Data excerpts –
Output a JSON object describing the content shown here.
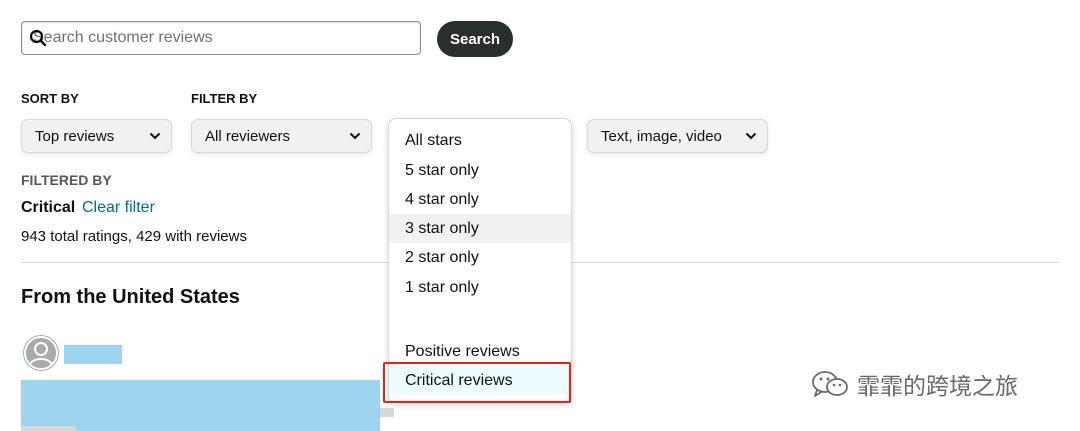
{
  "search": {
    "placeholder": "Search customer reviews",
    "button_label": "Search"
  },
  "sort": {
    "label": "SORT BY",
    "selected": "Top reviews"
  },
  "filter": {
    "label": "FILTER BY",
    "reviewers_selected": "All reviewers",
    "media_selected": "Text, image, video"
  },
  "star_menu": {
    "items": [
      "All stars",
      "5 star only",
      "4 star only",
      "3 star only",
      "2 star only",
      "1 star only",
      "Positive reviews",
      "Critical reviews"
    ],
    "hovered": "3 star only",
    "selected": "Critical reviews"
  },
  "filtered_by": {
    "label": "FILTERED BY",
    "value": "Critical",
    "clear_label": "Clear filter",
    "summary": "943 total ratings, 429 with reviews"
  },
  "reviews": {
    "section_title": "From the United States"
  },
  "watermark": {
    "text": "霏霏的跨境之旅"
  },
  "colors": {
    "link": "#007185",
    "search_button_bg": "#2b2e2e",
    "dropdown_bg": "#f0f2f2",
    "highlight_border": "#e2231a",
    "redaction": "#9bd4ec"
  }
}
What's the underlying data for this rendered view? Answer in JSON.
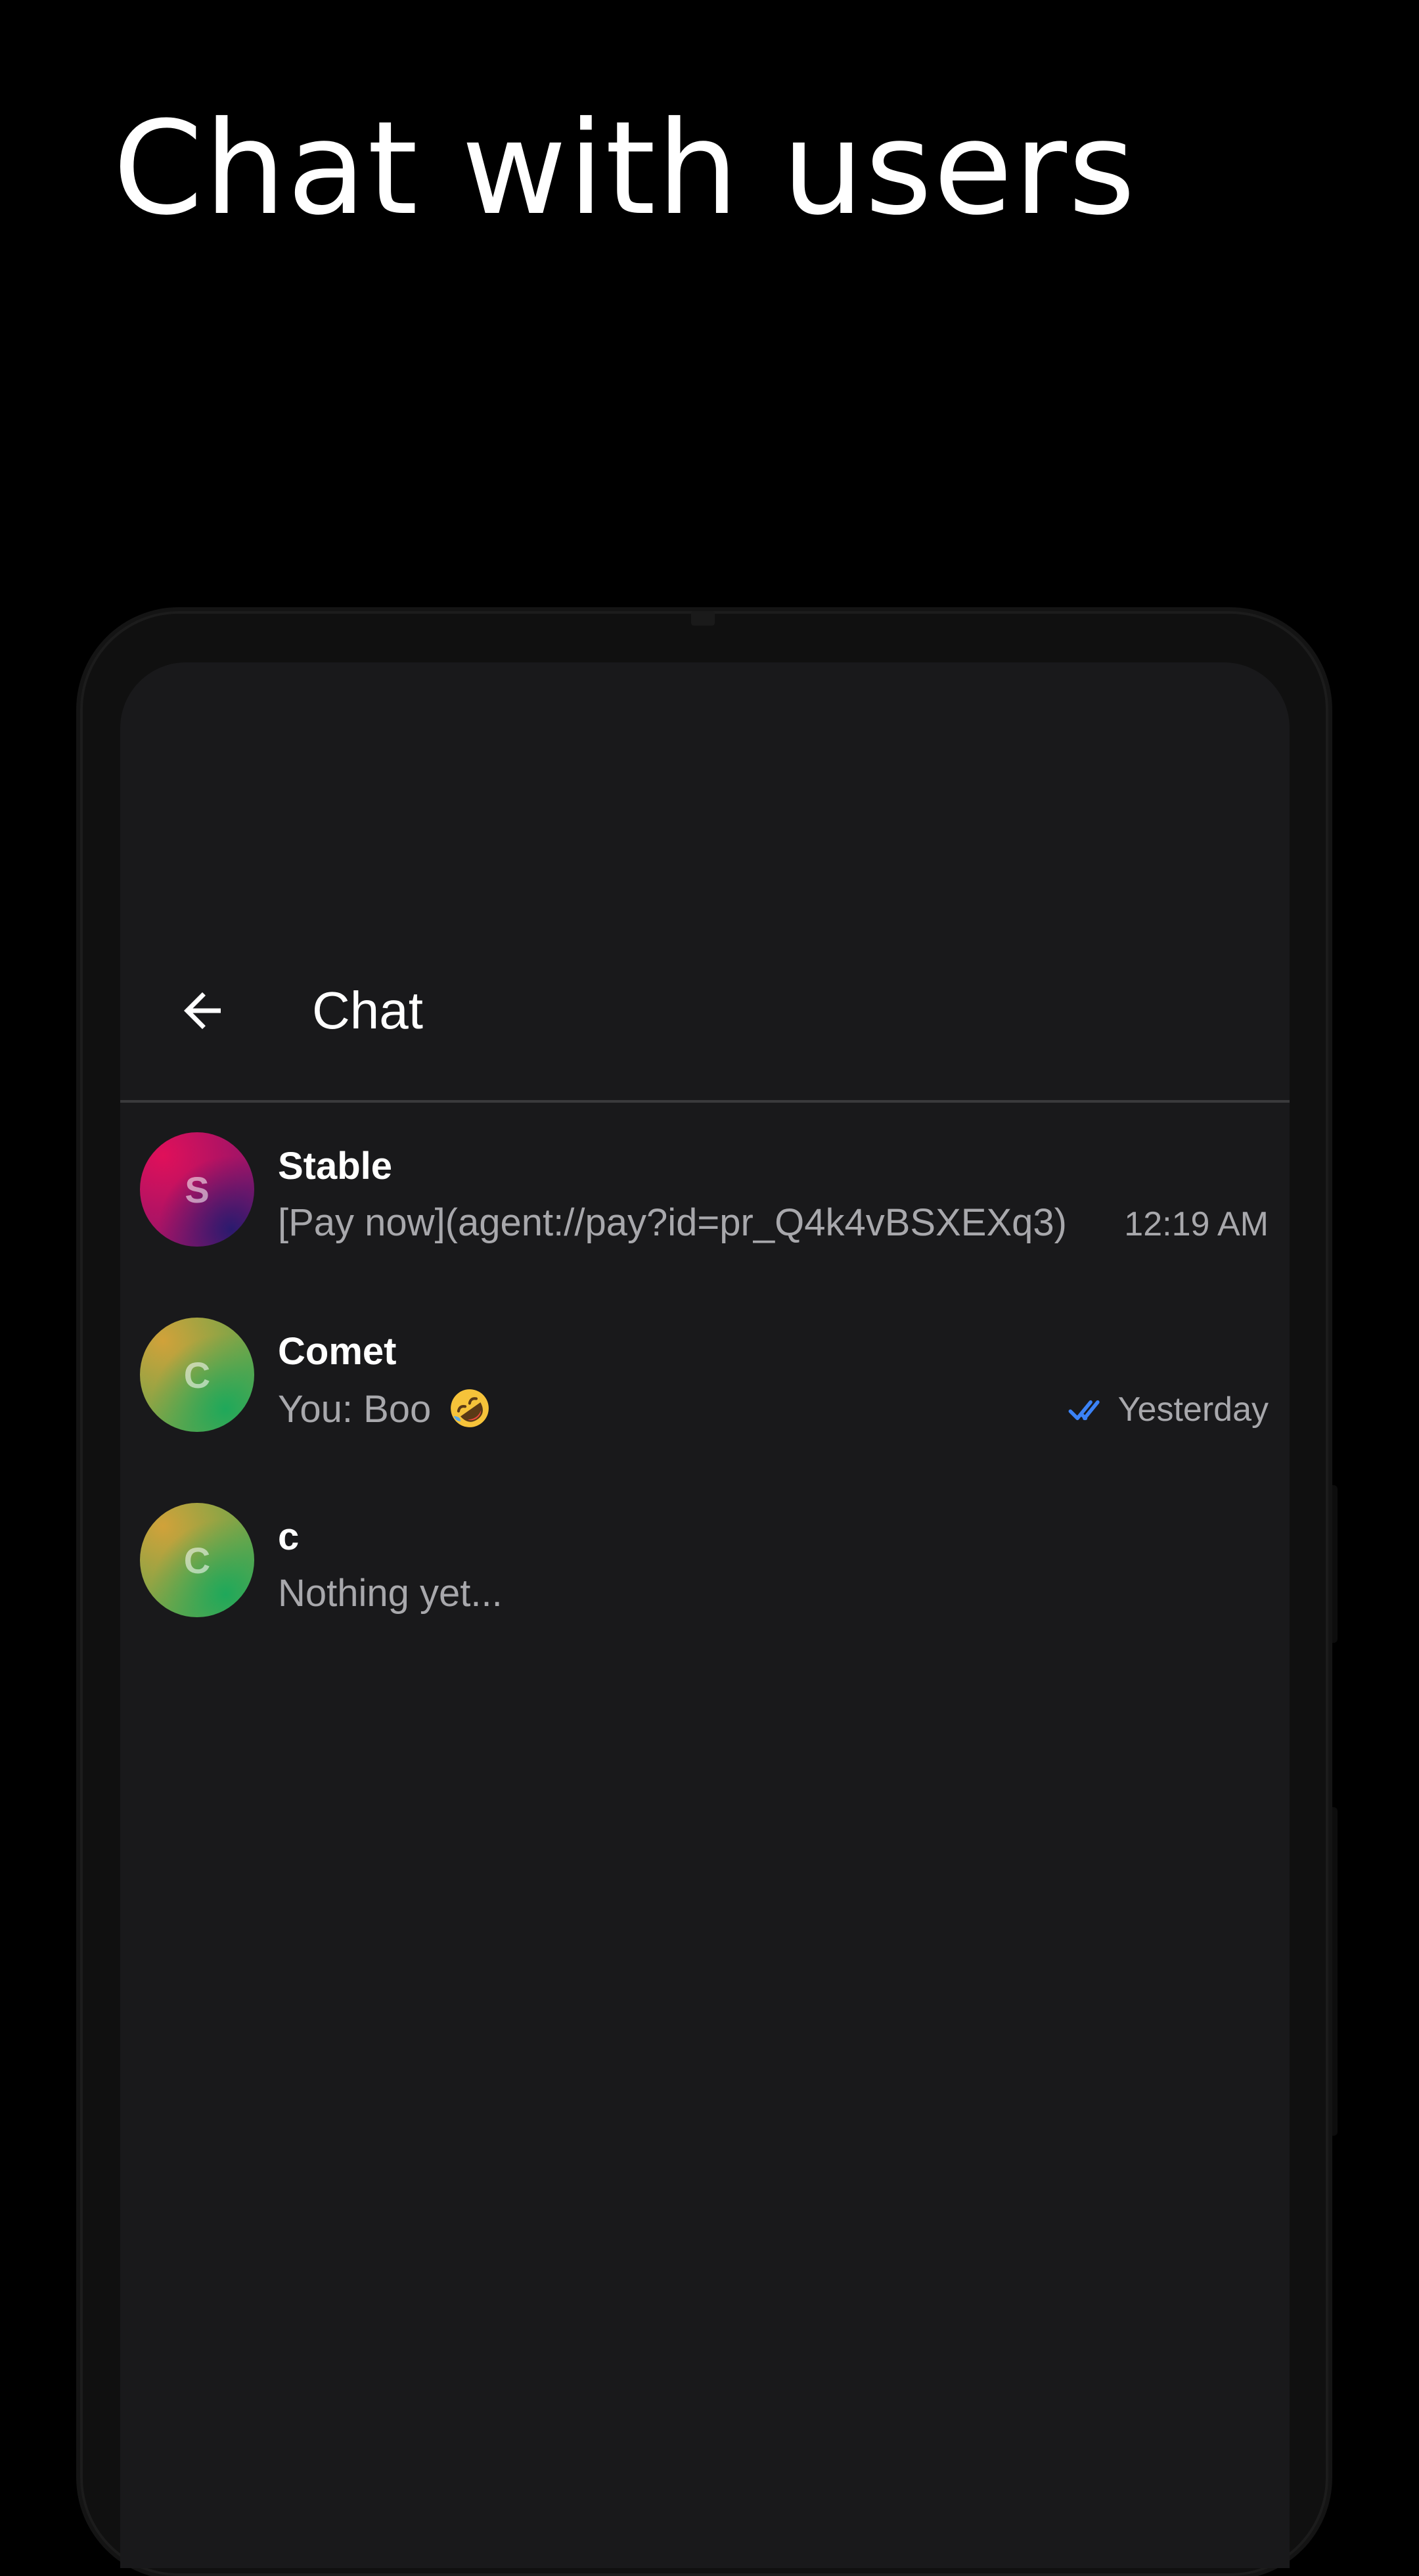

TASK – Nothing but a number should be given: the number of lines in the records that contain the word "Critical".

EXERCISE SOLUTION – 3